◆ **Entries taken from a collection**:
======

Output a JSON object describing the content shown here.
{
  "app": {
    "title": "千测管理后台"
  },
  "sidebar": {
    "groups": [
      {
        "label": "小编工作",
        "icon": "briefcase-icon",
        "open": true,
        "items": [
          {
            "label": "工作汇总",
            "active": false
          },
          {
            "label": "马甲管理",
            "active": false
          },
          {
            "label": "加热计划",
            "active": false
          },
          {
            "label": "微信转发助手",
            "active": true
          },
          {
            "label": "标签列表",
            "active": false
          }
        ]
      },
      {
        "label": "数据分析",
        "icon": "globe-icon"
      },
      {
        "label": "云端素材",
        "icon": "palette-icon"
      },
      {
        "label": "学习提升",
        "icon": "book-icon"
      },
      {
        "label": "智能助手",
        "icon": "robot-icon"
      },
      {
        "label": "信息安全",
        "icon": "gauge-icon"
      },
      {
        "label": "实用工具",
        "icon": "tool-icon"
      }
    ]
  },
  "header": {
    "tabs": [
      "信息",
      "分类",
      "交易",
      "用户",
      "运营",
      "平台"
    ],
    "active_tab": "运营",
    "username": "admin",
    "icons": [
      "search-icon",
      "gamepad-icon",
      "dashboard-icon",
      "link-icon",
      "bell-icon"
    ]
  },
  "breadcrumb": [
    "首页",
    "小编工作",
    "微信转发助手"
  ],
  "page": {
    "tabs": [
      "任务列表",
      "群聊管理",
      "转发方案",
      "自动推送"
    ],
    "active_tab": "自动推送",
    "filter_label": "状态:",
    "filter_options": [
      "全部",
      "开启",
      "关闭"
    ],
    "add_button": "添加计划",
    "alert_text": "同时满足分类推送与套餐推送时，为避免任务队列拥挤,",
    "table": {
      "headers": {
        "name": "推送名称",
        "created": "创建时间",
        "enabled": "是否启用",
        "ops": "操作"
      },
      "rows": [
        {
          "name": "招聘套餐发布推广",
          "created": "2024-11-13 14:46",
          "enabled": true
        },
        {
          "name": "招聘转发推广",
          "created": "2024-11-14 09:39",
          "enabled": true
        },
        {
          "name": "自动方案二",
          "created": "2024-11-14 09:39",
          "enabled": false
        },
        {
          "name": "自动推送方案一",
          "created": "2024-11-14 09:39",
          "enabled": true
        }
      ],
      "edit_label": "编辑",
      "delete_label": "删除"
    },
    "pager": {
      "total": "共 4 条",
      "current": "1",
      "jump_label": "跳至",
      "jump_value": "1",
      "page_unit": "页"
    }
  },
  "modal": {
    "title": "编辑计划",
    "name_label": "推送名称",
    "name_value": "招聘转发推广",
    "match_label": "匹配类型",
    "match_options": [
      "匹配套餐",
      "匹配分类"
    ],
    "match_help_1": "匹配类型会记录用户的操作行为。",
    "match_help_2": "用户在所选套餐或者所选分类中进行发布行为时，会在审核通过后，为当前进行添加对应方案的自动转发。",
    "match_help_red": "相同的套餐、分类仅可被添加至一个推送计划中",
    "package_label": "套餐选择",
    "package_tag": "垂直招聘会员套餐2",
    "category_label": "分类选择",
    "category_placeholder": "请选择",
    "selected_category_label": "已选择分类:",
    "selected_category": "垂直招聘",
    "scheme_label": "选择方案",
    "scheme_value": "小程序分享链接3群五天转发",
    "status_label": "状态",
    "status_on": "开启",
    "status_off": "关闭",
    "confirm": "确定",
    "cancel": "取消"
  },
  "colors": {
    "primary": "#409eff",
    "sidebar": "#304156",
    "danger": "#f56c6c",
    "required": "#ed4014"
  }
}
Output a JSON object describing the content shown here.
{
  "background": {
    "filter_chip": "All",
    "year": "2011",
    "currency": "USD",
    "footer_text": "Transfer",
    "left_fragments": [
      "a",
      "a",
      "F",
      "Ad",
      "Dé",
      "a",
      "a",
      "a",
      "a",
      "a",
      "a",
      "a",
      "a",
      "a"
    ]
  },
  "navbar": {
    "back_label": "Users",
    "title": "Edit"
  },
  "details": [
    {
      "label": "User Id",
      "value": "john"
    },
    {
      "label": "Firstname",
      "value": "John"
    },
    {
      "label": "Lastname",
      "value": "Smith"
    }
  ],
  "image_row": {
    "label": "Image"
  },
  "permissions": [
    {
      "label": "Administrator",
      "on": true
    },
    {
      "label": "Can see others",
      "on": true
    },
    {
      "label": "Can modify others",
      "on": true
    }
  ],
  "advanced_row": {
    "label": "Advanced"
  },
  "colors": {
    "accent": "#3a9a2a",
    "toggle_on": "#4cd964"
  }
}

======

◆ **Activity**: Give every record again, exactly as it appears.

◆ **Task response**:
Output a JSON object describing the content shown here.
{
  "app": {
    "title": "千测管理后台"
  },
  "sidebar": {
    "groups": [
      {
        "label": "小编工作",
        "icon": "briefcase-icon",
        "open": true,
        "items": [
          {
            "label": "工作汇总",
            "active": false
          },
          {
            "label": "马甲管理",
            "active": false
          },
          {
            "label": "加热计划",
            "active": false
          },
          {
            "label": "微信转发助手",
            "active": true
          },
          {
            "label": "标签列表",
            "active": false
          }
        ]
      },
      {
        "label": "数据分析",
        "icon": "globe-icon"
      },
      {
        "label": "云端素材",
        "icon": "palette-icon"
      },
      {
        "label": "学习提升",
        "icon": "book-icon"
      },
      {
        "label": "智能助手",
        "icon": "robot-icon"
      },
      {
        "label": "信息安全",
        "icon": "gauge-icon"
      },
      {
        "label": "实用工具",
        "icon": "tool-icon"
      }
    ]
  },
  "header": {
    "tabs": [
      "信息",
      "分类",
      "交易",
      "用户",
      "运营",
      "平台"
    ],
    "active_tab": "运营",
    "username": "admin",
    "icons": [
      "search-icon",
      "gamepad-icon",
      "dashboard-icon",
      "link-icon",
      "bell-icon"
    ]
  },
  "breadcrumb": [
    "首页",
    "小编工作",
    "微信转发助手"
  ],
  "page": {
    "tabs": [
      "任务列表",
      "群聊管理",
      "转发方案",
      "自动推送"
    ],
    "active_tab": "自动推送",
    "filter_label": "状态:",
    "filter_options": [
      "全部",
      "开启",
      "关闭"
    ],
    "add_button": "添加计划",
    "alert_text": "同时满足分类推送与套餐推送时，为避免任务队列拥挤,",
    "table": {
      "headers": {
        "name": "推送名称",
        "created": "创建时间",
        "enabled": "是否启用",
        "ops": "操作"
      },
      "rows": [
        {
          "name": "招聘套餐发布推广",
          "created": "2024-11-13 14:46",
          "enabled": true
        },
        {
          "name": "招聘转发推广",
          "created": "2024-11-14 09:39",
          "enabled": true
        },
        {
          "name": "自动方案二",
          "created": "2024-11-14 09:39",
          "enabled": false
        },
        {
          "name": "自动推送方案一",
          "created": "2024-11-14 09:39",
          "enabled": true
        }
      ],
      "edit_label": "编辑",
      "delete_label": "删除"
    },
    "pager": {
      "total": "共 4 条",
      "current": "1",
      "jump_label": "跳至",
      "jump_value": "1",
      "page_unit": "页"
    }
  },
  "modal": {
    "title": "编辑计划",
    "name_label": "推送名称",
    "name_value": "招聘转发推广",
    "match_label": "匹配类型",
    "match_options": [
      "匹配套餐",
      "匹配分类"
    ],
    "match_help_1": "匹配类型会记录用户的操作行为。",
    "match_help_2": "用户在所选套餐或者所选分类中进行发布行为时，会在审核通过后，为当前进行添加对应方案的自动转发。",
    "match_help_red": "相同的套餐、分类仅可被添加至一个推送计划中",
    "package_label": "套餐选择",
    "package_tag": "垂直招聘会员套餐2",
    "category_label": "分类选择",
    "category_placeholder": "请选择",
    "selected_category_label": "已选择分类:",
    "selected_category": "垂直招聘",
    "scheme_label": "选择方案",
    "scheme_value": "小程序分享链接3群五天转发",
    "status_label": "状态",
    "status_on": "开启",
    "status_off": "关闭",
    "confirm": "确定",
    "cancel": "取消"
  },
  "colors": {
    "primary": "#409eff",
    "sidebar": "#304156",
    "danger": "#f56c6c",
    "required": "#ed4014"
  }
}
Output a JSON object describing the content shown here.
{
  "background": {
    "filter_chip": "All",
    "year": "2011",
    "currency": "USD",
    "footer_text": "Transfer",
    "left_fragments": [
      "a",
      "a",
      "F",
      "Ad",
      "Dé",
      "a",
      "a",
      "a",
      "a",
      "a",
      "a",
      "a",
      "a",
      "a"
    ]
  },
  "navbar": {
    "back_label": "Users",
    "title": "Edit"
  },
  "details": [
    {
      "label": "User Id",
      "value": "john"
    },
    {
      "label": "Firstname",
      "value": "John"
    },
    {
      "label": "Lastname",
      "value": "Smith"
    }
  ],
  "image_row": {
    "label": "Image"
  },
  "permissions": [
    {
      "label": "Administrator",
      "on": true
    },
    {
      "label": "Can see others",
      "on": true
    },
    {
      "label": "Can modify others",
      "on": true
    }
  ],
  "advanced_row": {
    "label": "Advanced"
  },
  "colors": {
    "accent": "#3a9a2a",
    "toggle_on": "#4cd964"
  }
}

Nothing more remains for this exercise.